Authored by Sharyu Rumde, School of Law, University of Mumbai.
The Beirut Explosion is one of the largest blasts the world has seen in recent times. The country of Lebanon has taken a massive hit, but the dreadful history behind the cause of explosion showcases the dark side of Lebanese government. The negligence shown by the government has ended up causing this disaster, a disaster which could have been easily prevented. This article focusses on the cause of the problem and highlights how necessary protocols were grossly violated.
Authored by Sharyu Rumde, School of Law, University of Mumbai.
The advent of technology and internet forums has accelerated global economic growth. This greatly facilitated the process of collecting, processing and spending money on price trading in the hands of large companies and start-ups. Often referred to as ‘big data’, this concept calls for a large amount of high-quality data collected and processed by computer software to produce unique data for high-value commercial data. whether big data use affects market competition. Even under compulsory provision, access to big data can lead to unethical behaviour. For example, large businesses need to enter into special agreements with data companies’ analysts and data providers to gain competitively competitive data. They can also predict the market by making it difficult for their users to use or accept their competitors’ platform.
The enactment of the Competition Act, 2002 (the Act), the principal legislation governing compe-tition law in India, along with the establishment of the Competition Commission of India (CCI) as its chief enforcement authority, has been one of the biggest game changers in the Indian regulatory space. As with competition regimes in mature jurisdictions, India’s competition law covers the regulation of anticompetitive conduct, abuse of dominance and unilateral conduct, and combi¬nations. This chapter focuses on the enforcement of provisions relating to abusive conduct of enterprises and explores the evolving trends in this area.

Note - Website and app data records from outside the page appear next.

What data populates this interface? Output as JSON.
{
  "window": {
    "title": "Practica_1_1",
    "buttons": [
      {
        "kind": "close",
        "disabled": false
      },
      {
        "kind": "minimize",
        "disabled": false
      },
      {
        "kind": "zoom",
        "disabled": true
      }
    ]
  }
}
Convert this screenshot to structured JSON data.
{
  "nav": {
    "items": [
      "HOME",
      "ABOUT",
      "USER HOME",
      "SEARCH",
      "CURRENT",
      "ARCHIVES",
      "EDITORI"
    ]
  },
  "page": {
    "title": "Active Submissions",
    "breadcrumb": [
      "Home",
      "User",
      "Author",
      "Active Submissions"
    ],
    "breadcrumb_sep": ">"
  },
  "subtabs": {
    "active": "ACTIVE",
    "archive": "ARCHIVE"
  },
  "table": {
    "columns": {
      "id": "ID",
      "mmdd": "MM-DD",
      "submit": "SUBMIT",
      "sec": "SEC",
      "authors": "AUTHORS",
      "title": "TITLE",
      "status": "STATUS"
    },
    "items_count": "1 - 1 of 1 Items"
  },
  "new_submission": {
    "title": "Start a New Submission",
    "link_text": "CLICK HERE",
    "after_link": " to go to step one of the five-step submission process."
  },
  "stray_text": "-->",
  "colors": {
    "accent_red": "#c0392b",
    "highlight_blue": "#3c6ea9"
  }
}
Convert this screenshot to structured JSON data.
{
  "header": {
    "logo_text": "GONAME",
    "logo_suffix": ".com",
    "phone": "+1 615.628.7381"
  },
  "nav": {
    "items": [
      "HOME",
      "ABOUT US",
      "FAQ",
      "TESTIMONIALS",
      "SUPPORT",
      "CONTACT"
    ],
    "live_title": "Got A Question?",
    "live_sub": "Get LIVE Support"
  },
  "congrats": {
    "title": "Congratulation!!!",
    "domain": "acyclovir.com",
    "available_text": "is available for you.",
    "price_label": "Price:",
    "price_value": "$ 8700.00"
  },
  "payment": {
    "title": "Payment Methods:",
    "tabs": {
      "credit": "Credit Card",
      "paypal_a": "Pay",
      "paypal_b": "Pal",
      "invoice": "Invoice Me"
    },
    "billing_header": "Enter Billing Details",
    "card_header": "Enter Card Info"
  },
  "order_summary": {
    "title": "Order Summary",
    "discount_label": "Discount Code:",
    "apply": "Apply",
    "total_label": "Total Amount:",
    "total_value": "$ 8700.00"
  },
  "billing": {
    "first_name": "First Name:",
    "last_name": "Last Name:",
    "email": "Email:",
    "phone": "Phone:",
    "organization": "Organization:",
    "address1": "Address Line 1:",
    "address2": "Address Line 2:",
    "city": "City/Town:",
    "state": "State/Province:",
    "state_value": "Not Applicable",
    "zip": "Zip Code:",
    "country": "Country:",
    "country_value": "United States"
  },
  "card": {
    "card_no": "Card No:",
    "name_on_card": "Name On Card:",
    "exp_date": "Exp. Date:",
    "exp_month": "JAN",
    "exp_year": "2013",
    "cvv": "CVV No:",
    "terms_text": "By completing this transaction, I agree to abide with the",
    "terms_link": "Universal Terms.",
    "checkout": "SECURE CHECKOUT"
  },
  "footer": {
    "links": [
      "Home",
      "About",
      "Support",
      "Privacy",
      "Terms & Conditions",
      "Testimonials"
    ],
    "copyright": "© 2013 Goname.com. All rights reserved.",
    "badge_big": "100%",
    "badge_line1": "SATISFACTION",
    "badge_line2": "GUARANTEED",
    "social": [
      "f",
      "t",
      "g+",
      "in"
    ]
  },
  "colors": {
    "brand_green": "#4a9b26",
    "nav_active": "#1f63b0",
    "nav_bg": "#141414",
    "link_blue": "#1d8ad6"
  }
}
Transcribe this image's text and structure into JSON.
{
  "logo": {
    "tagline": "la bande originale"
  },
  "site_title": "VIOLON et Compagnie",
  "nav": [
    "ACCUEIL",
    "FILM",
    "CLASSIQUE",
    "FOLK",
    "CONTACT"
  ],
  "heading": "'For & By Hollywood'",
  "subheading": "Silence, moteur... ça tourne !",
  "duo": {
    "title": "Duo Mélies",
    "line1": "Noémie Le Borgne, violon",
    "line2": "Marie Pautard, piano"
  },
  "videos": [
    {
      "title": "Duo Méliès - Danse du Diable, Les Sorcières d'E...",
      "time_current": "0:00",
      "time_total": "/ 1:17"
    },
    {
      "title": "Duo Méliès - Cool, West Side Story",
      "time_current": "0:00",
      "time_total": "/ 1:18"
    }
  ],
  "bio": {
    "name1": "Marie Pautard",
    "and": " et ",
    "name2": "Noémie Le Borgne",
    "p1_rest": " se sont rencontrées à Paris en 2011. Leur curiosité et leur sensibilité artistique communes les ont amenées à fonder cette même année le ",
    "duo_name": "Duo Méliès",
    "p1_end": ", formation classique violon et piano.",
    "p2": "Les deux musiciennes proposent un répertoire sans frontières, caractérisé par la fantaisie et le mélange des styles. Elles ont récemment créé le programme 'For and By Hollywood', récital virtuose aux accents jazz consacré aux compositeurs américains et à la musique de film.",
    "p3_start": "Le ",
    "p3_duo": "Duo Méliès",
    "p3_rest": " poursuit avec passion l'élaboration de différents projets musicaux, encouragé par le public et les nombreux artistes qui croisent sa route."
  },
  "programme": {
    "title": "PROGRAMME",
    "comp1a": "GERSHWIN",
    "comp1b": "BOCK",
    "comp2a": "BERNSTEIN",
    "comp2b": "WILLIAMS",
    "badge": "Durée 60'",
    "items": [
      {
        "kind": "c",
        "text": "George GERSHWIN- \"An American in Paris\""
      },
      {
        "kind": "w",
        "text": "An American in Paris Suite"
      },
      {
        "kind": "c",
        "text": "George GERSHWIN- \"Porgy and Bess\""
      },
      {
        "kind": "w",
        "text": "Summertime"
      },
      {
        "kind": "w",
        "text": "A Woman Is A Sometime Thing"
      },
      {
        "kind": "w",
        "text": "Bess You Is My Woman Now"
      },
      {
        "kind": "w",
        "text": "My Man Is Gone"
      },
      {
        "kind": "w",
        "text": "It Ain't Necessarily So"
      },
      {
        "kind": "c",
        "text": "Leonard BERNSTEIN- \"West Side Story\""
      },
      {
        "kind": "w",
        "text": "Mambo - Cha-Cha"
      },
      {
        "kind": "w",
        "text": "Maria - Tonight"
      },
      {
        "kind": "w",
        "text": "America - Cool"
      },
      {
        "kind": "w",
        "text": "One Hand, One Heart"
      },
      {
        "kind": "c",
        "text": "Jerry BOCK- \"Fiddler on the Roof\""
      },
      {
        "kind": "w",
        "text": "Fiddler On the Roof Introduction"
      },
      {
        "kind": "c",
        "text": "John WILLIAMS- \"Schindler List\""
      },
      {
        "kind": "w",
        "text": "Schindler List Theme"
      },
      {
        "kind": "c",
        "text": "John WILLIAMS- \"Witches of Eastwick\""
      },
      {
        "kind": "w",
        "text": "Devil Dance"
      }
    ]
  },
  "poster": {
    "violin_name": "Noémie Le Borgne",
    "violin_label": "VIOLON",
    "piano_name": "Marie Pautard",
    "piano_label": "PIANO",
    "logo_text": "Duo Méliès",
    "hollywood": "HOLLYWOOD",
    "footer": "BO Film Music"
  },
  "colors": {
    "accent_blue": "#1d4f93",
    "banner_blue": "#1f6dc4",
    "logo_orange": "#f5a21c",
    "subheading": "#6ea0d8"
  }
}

State and social power and structure are based on theories and principles of conduct constitute the operation of public law. The National Competition Policy will be the Second Wave of changes that make the competition regime stronger and more efficient. Twenty years ago something was important changes seen in the Indian market. The benefits of the Factor flow control environment are many and are manifested in various areas such as telecom transport and manufacturing.